→ What the exercise asks: Scan the entries and copy each line where the word "disk" is present.

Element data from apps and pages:
>>

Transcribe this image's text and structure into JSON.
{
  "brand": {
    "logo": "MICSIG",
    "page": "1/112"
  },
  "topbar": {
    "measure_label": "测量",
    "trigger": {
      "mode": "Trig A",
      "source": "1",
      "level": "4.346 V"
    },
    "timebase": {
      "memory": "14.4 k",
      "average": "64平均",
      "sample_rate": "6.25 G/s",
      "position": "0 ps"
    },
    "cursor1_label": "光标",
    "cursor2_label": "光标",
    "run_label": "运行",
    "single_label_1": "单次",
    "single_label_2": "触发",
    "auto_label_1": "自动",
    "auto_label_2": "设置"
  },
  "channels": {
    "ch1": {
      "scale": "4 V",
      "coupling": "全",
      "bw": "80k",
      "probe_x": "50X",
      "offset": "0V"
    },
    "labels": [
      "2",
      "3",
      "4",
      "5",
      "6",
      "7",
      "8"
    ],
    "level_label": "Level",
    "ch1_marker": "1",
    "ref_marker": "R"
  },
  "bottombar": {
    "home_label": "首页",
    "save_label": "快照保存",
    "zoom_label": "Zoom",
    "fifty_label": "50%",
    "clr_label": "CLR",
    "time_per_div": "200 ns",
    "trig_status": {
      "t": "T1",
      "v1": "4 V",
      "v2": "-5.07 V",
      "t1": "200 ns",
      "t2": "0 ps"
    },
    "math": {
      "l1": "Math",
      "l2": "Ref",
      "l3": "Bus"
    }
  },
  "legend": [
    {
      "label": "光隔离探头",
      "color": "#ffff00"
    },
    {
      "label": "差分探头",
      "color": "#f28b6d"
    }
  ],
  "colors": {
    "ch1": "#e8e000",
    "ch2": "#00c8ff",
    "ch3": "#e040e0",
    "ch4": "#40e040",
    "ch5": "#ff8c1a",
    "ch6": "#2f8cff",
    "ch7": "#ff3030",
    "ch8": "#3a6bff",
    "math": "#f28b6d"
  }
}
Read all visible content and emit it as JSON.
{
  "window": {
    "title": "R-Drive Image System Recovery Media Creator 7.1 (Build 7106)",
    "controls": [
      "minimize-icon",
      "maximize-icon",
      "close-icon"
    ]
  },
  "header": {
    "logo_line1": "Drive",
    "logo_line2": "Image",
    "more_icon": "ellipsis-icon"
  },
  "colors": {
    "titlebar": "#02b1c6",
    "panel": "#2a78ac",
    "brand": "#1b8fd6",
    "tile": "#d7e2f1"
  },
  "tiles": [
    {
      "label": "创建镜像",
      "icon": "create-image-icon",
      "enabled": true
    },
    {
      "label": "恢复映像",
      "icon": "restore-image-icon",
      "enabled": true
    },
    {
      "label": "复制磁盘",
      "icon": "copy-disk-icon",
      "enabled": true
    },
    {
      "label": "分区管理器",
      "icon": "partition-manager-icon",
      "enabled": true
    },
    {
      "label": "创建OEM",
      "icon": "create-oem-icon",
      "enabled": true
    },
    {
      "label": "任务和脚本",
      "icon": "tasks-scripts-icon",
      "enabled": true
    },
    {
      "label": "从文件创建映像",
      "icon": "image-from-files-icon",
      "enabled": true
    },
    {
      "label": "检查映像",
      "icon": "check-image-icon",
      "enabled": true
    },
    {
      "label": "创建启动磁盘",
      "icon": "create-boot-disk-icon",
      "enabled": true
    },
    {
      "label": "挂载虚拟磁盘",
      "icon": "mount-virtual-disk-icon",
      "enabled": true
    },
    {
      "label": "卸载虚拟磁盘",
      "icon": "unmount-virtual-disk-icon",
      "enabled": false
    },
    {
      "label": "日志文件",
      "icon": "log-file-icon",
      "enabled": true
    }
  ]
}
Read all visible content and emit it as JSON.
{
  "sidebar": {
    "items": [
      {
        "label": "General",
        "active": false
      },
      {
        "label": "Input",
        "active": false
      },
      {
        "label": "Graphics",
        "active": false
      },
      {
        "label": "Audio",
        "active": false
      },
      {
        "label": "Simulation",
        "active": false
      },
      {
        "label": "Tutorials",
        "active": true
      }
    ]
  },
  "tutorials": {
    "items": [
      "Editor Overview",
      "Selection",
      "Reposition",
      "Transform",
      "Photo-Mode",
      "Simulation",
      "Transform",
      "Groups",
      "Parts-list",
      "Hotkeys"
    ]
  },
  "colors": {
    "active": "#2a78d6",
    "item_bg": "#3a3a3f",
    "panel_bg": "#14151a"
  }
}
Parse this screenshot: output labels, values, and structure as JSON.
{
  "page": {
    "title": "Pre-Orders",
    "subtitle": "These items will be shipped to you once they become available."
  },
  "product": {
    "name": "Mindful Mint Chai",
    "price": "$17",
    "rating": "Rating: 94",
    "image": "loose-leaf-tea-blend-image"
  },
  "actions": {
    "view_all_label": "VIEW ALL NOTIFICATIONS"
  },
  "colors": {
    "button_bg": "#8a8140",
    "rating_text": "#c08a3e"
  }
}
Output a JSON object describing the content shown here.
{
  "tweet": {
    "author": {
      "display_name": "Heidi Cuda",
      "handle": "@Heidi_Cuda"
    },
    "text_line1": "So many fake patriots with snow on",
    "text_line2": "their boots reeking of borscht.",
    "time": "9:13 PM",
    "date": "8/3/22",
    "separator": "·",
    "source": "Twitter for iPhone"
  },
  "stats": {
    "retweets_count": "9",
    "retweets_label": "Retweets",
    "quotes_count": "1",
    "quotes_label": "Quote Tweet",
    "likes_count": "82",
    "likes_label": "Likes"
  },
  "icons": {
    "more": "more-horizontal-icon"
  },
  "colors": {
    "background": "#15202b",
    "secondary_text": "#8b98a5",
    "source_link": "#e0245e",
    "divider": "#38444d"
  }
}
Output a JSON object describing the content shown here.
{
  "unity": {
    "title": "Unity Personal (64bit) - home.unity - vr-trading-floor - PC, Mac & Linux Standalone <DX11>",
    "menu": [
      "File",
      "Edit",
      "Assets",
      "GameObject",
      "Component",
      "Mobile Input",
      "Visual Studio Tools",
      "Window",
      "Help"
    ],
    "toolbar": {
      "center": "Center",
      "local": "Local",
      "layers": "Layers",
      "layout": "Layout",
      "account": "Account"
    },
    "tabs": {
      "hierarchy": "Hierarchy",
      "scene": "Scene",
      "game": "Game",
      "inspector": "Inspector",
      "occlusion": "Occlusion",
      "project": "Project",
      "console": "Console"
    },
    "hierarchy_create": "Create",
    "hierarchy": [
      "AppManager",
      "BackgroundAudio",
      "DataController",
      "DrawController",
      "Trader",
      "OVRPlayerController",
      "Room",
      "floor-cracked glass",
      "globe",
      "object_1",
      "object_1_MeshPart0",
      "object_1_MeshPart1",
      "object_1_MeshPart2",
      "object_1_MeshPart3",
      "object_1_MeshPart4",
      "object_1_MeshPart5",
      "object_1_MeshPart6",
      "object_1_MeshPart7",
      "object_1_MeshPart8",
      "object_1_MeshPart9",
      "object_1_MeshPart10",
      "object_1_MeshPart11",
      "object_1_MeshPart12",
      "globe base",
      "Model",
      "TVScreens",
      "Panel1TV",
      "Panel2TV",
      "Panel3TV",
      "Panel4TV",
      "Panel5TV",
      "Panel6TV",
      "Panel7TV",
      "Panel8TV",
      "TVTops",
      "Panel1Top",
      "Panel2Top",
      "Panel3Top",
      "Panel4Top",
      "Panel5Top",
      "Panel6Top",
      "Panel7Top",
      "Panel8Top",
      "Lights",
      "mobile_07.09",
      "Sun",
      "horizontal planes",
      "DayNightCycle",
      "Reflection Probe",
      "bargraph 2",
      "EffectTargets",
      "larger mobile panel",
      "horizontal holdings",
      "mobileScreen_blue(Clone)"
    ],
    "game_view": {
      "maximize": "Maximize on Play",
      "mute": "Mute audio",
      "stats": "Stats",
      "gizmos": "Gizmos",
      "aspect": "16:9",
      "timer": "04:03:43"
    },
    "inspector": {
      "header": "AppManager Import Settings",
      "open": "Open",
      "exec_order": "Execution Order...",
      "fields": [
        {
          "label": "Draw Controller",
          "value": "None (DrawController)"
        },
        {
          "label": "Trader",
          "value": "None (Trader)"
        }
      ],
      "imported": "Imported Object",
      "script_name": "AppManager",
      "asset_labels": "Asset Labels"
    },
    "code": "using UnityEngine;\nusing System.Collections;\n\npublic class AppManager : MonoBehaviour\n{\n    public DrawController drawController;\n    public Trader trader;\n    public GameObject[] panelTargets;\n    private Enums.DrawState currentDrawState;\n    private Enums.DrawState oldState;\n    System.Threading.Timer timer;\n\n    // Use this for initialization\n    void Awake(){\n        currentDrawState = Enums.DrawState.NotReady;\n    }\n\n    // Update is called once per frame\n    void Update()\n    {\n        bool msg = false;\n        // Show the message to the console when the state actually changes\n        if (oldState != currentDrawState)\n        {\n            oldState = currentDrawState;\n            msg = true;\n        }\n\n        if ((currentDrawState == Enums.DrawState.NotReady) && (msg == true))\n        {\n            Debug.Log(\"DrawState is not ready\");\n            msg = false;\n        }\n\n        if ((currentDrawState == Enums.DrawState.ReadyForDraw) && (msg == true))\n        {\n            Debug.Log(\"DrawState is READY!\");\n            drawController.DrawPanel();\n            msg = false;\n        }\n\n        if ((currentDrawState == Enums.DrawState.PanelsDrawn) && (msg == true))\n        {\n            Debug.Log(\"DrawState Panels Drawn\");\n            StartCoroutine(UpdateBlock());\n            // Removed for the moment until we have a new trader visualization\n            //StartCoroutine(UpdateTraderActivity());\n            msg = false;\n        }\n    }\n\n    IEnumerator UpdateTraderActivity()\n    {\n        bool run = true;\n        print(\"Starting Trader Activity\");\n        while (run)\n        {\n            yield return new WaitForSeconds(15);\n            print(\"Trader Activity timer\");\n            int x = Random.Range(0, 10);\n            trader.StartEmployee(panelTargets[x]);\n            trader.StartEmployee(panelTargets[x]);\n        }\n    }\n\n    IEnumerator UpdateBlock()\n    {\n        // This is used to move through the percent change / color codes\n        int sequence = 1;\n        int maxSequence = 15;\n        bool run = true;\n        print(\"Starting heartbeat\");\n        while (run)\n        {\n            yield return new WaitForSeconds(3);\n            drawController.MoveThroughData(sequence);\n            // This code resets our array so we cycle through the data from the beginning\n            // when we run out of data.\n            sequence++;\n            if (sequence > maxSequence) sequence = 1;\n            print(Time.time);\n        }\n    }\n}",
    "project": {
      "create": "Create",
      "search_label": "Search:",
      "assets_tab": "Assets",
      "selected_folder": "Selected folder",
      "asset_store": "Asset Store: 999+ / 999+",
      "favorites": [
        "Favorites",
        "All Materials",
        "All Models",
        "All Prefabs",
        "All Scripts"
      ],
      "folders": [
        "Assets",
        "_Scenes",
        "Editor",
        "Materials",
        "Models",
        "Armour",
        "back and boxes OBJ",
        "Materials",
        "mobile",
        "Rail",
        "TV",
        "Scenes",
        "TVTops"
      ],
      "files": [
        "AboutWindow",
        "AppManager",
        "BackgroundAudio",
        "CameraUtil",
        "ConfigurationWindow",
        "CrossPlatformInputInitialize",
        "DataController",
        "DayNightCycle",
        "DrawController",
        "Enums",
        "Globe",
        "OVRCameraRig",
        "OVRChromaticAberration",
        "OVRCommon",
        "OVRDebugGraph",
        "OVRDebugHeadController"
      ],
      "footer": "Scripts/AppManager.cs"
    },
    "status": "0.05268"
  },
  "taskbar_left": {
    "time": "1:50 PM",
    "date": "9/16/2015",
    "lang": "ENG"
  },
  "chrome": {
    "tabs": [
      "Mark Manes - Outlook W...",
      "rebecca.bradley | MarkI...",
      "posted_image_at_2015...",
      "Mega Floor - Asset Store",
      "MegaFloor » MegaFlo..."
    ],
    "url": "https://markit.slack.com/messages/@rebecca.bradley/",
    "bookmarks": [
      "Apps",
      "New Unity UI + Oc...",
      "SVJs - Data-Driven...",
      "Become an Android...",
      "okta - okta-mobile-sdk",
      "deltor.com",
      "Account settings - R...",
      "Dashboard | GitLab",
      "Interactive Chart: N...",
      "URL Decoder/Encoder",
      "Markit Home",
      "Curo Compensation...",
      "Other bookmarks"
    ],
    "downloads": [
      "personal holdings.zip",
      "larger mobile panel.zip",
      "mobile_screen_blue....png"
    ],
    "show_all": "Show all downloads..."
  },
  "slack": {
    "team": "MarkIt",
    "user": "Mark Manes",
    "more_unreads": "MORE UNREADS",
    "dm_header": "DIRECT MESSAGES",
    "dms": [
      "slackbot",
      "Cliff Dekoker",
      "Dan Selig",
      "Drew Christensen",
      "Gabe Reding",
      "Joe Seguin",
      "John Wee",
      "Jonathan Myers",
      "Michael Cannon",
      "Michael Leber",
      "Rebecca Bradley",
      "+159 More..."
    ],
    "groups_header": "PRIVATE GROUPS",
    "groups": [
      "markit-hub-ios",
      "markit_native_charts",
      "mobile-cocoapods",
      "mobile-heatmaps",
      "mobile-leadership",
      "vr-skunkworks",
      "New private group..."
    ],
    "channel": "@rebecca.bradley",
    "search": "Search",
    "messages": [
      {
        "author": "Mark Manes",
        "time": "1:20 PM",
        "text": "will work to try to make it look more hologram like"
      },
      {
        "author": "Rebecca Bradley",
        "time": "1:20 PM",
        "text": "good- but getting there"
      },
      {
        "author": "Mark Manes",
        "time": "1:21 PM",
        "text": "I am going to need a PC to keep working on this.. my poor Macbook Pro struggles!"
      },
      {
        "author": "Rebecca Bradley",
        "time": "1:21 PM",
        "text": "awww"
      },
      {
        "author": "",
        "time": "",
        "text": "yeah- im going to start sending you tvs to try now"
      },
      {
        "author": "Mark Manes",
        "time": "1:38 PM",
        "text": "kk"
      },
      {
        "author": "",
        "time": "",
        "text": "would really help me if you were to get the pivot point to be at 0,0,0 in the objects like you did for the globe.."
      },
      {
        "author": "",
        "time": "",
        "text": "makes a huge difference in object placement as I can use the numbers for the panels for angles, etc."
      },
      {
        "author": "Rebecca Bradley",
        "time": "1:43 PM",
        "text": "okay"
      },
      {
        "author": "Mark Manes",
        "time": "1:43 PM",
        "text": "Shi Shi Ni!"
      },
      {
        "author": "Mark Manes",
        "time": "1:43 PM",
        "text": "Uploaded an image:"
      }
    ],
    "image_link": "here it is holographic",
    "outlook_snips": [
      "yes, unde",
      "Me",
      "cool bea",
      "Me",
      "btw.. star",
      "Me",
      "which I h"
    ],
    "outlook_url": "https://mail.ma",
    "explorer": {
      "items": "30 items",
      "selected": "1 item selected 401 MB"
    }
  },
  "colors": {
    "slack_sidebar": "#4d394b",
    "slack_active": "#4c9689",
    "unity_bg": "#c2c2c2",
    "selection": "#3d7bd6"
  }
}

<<

→ Written response:
      "icon": "copy-disk-icon",
      "icon": "create-boot-disk-icon",
      "icon": "mount-virtual-disk-icon",
      "icon": "unmount-virtual-disk-icon",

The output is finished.